Requirement →
Below are records with pictures in them; print them exactly, omitting the pictures.

───

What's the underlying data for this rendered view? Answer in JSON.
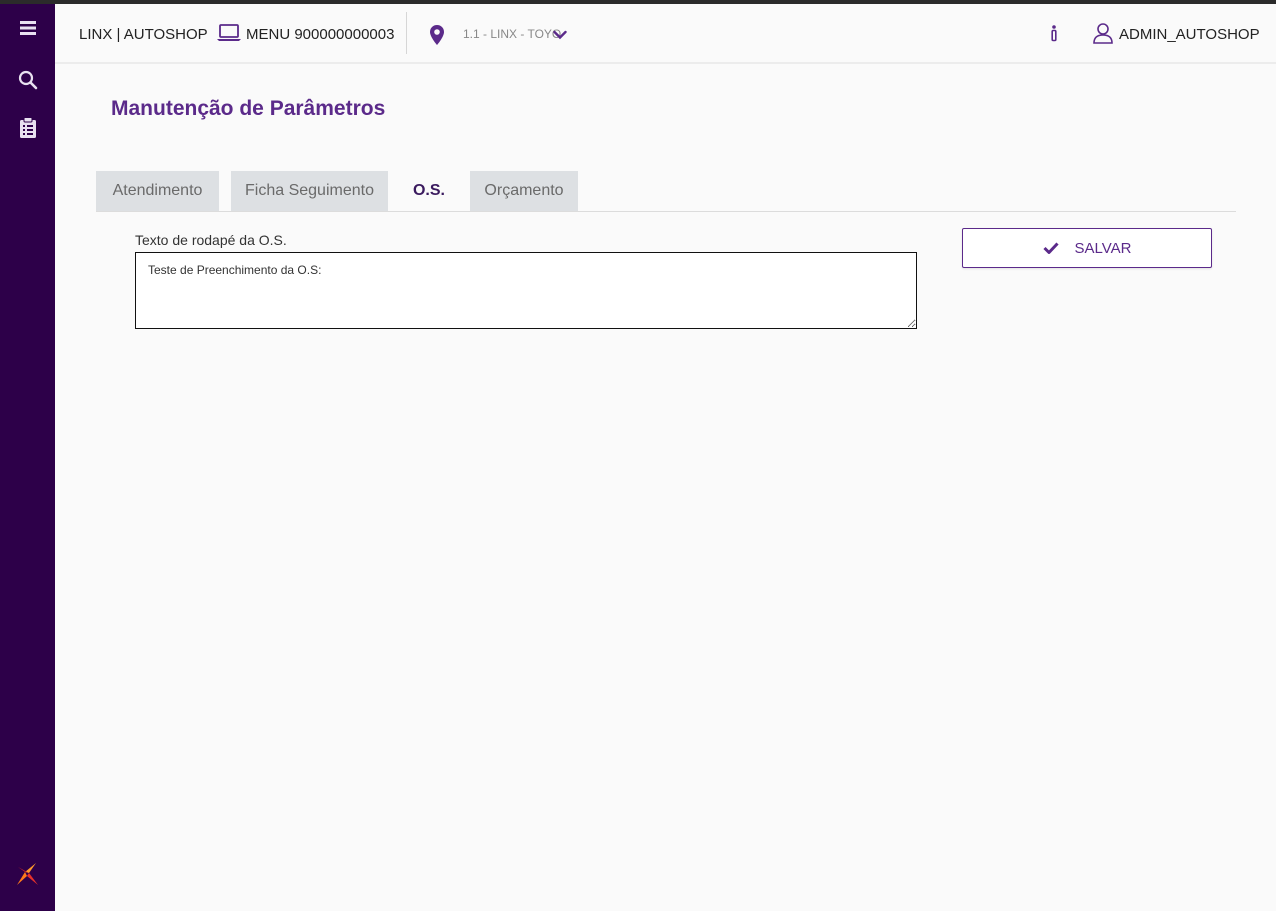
{
  "header": {
    "brand": "LINX | AUTOSHOP",
    "menu_label": "MENU 900000000003",
    "location": "1.1 - LINX - TOYO",
    "user": "ADMIN_AUTOSHOP"
  },
  "sidebar": {
    "items": [
      {
        "icon": "menu-icon"
      },
      {
        "icon": "search-icon"
      },
      {
        "icon": "clipboard-icon"
      }
    ]
  },
  "page": {
    "title": "Manutenção de Parâmetros"
  },
  "tabs": [
    {
      "label": "Atendimento",
      "active": false
    },
    {
      "label": "Ficha Seguimento",
      "active": false
    },
    {
      "label": "O.S.",
      "active": true
    },
    {
      "label": "Orçamento",
      "active": false
    }
  ],
  "form": {
    "footer_label": "Texto de rodapé da O.S.",
    "footer_value": "Teste de Preenchimento da O.S:"
  },
  "actions": {
    "save_label": "SALVAR"
  },
  "colors": {
    "sidebar": "#2d0049",
    "accent": "#5b2a8a"
  }
}
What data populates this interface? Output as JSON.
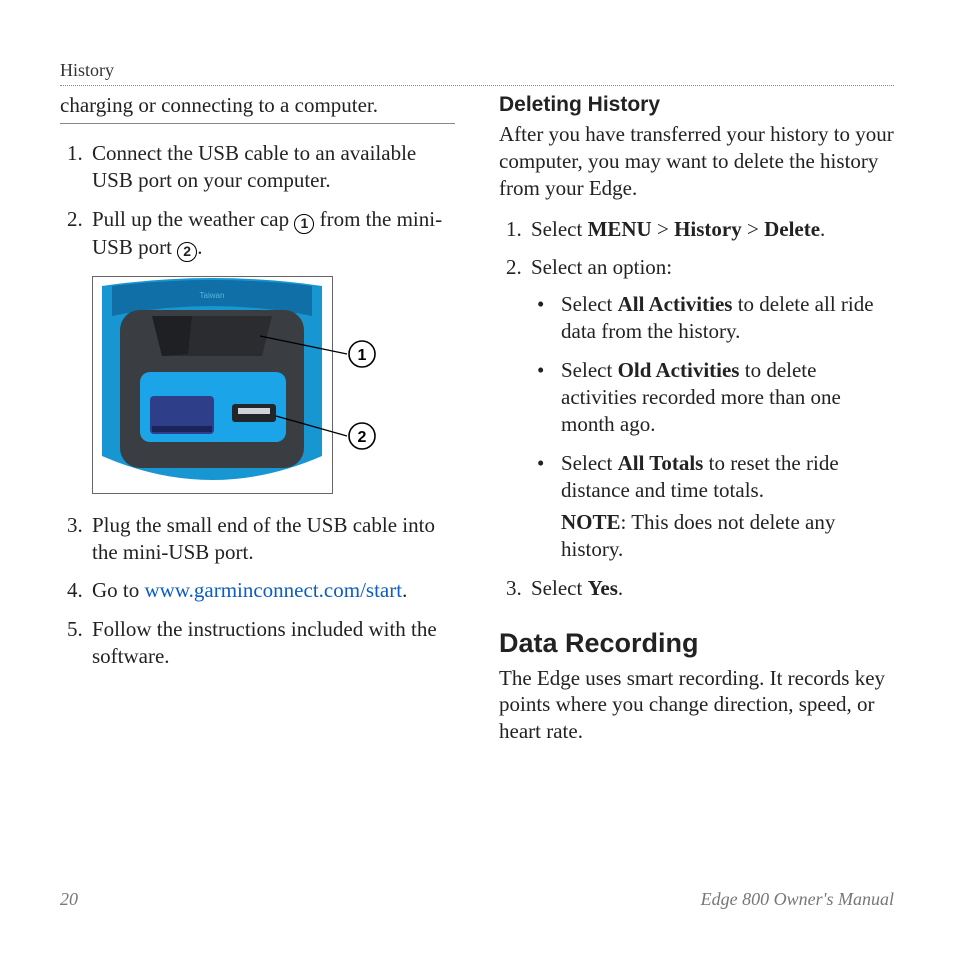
{
  "runningHead": "History",
  "left": {
    "introFragment": "charging or connecting to a computer.",
    "steps": {
      "s1": "Connect the USB cable to an available USB port on your computer.",
      "s2a": "Pull up the weather cap ",
      "s2b": " from the mini-USB port ",
      "s2c": ".",
      "s3": "Plug the small end of the USB cable into the mini-USB port.",
      "s4a": "Go to ",
      "s4link": "www.garminconnect.com/start",
      "s4b": ".",
      "s5": "Follow the instructions included with the software."
    },
    "callouts": {
      "one": "1",
      "two": "2"
    },
    "figureLabel": "Taiwan"
  },
  "right": {
    "sub1Title": "Deleting History",
    "sub1Intro": "After you have transferred your history to your computer, you may want to delete the history from your Edge.",
    "del": {
      "s1a": "Select ",
      "s1menu": "MENU",
      "s1sep1": " > ",
      "s1hist": "History",
      "s1sep2": " > ",
      "s1del": "Delete",
      "s1end": ".",
      "s2": "Select an option:",
      "opt1a": "Select ",
      "opt1b": "All Activities",
      "opt1c": " to delete all ride data from the history.",
      "opt2a": "Select ",
      "opt2b": "Old Activities",
      "opt2c": " to delete activities recorded more than one month ago.",
      "opt3a": "Select ",
      "opt3b": "All Totals",
      "opt3c": " to reset the ride distance and time totals.",
      "noteLabel": "NOTE",
      "noteBody": ": This does not delete any history.",
      "s3a": "Select ",
      "s3b": "Yes",
      "s3c": "."
    },
    "sectionTitle": "Data Recording",
    "sectionBody": "The Edge uses smart recording. It records key points where you change direction, speed, or heart rate."
  },
  "footer": {
    "pageNum": "20",
    "docTitle": "Edge 800 Owner's Manual"
  }
}
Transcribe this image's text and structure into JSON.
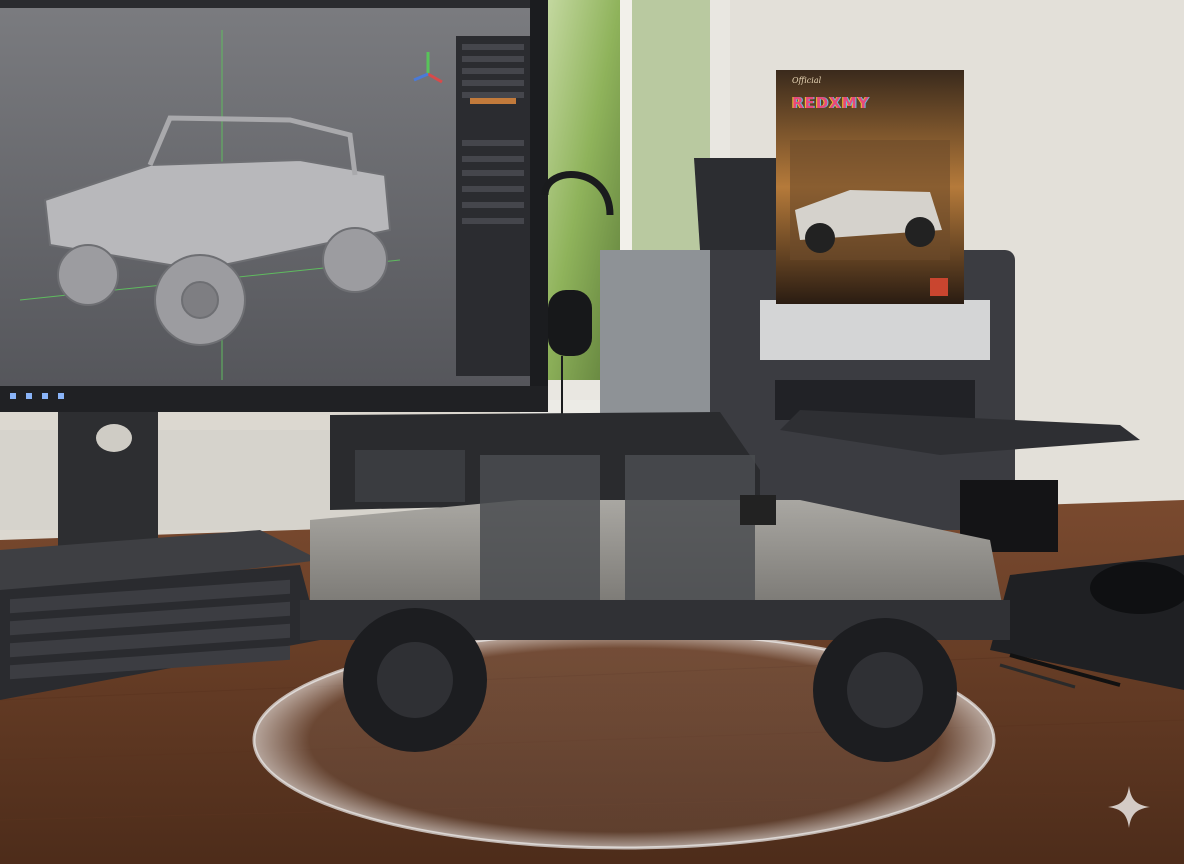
{
  "scene": {
    "description_tag": "photo",
    "objects": [
      "monitor",
      "3d-model-viewport",
      "headphones",
      "printer",
      "poster",
      "scale-model-car",
      "acrylic-turntable",
      "keyboard",
      "mouse",
      "mouse-pad",
      "pens",
      "desk",
      "window"
    ]
  },
  "poster": {
    "title": "REDXMY",
    "signature": "Official"
  },
  "icons": {
    "sparkle": "sparkle-icon"
  },
  "colors": {
    "desk": "#6b4029",
    "wall": "#dcd8d0",
    "window_glass": "#a7c47e",
    "car_body": "#8d8b86",
    "car_roof": "#2a2b2e",
    "viewport_bg": "#6a6b70",
    "printer": "#3a3b3f"
  }
}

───

Response to this task →
What's the underlying data for this rendered view? Answer in JSON.
{
  "header": {
    "brand": "LINX | AUTOSHOP",
    "menu_label": "MENU 900000000003",
    "location": "1.1 - LINX - TOYO",
    "user": "ADMIN_AUTOSHOP"
  },
  "sidebar": {
    "items": [
      {
        "icon": "menu-icon"
      },
      {
        "icon": "search-icon"
      },
      {
        "icon": "clipboard-icon"
      }
    ]
  },
  "page": {
    "title": "Manutenção de Parâmetros"
  },
  "tabs": [
    {
      "label": "Atendimento",
      "active": false
    },
    {
      "label": "Ficha Seguimento",
      "active": false
    },
    {
      "label": "O.S.",
      "active": true
    },
    {
      "label": "Orçamento",
      "active": false
    }
  ],
  "form": {
    "footer_label": "Texto de rodapé da O.S.",
    "footer_value": "Teste de Preenchimento da O.S:"
  },
  "actions": {
    "save_label": "SALVAR"
  },
  "colors": {
    "sidebar": "#2d0049",
    "accent": "#5b2a8a"
  }
}
What data populates this interface? Output as JSON.
{
  "runningHead": "History",
  "left": {
    "introFragment": "charging or connecting to a computer.",
    "steps": {
      "s1": "Connect the USB cable to an available USB port on your computer.",
      "s2a": "Pull up the weather cap ",
      "s2b": " from the mini-USB port ",
      "s2c": ".",
      "s3": "Plug the small end of the USB cable into the mini-USB port.",
      "s4a": "Go to ",
      "s4link": "www.garminconnect.com/start",
      "s4b": ".",
      "s5": "Follow the instructions included with the software."
    },
    "callouts": {
      "one": "1",
      "two": "2"
    },
    "figureLabel": "Taiwan"
  },
  "right": {
    "sub1Title": "Deleting History",
    "sub1Intro": "After you have transferred your history to your computer, you may want to delete the history from your Edge.",
    "del": {
      "s1a": "Select ",
      "s1menu": "MENU",
      "s1sep1": " > ",
      "s1hist": "History",
      "s1sep2": " > ",
      "s1del": "Delete",
      "s1end": ".",
      "s2": "Select an option:",
      "opt1a": "Select ",
      "opt1b": "All Activities",
      "opt1c": " to delete all ride data from the history.",
      "opt2a": "Select ",
      "opt2b": "Old Activities",
      "opt2c": " to delete activities recorded more than one month ago.",
      "opt3a": "Select ",
      "opt3b": "All Totals",
      "opt3c": " to reset the ride distance and time totals.",
      "noteLabel": "NOTE",
      "noteBody": ": This does not delete any history.",
      "s3a": "Select ",
      "s3b": "Yes",
      "s3c": "."
    },
    "sectionTitle": "Data Recording",
    "sectionBody": "The Edge uses smart recording. It records key points where you change direction, speed, or heart rate."
  },
  "footer": {
    "pageNum": "20",
    "docTitle": "Edge 800 Owner's Manual"
  }
}
Transcribe this image's text and structure into JSON.
{
  "scene": {
    "description_tag": "photo",
    "objects": [
      "monitor",
      "3d-model-viewport",
      "headphones",
      "printer",
      "poster",
      "scale-model-car",
      "acrylic-turntable",
      "keyboard",
      "mouse",
      "mouse-pad",
      "pens",
      "desk",
      "window"
    ]
  },
  "poster": {
    "title": "REDXMY",
    "signature": "Official"
  },
  "icons": {
    "sparkle": "sparkle-icon"
  },
  "colors": {
    "desk": "#6b4029",
    "wall": "#dcd8d0",
    "window_glass": "#a7c47e",
    "car_body": "#8d8b86",
    "car_roof": "#2a2b2e",
    "viewport_bg": "#6a6b70",
    "printer": "#3a3b3f"
  }
}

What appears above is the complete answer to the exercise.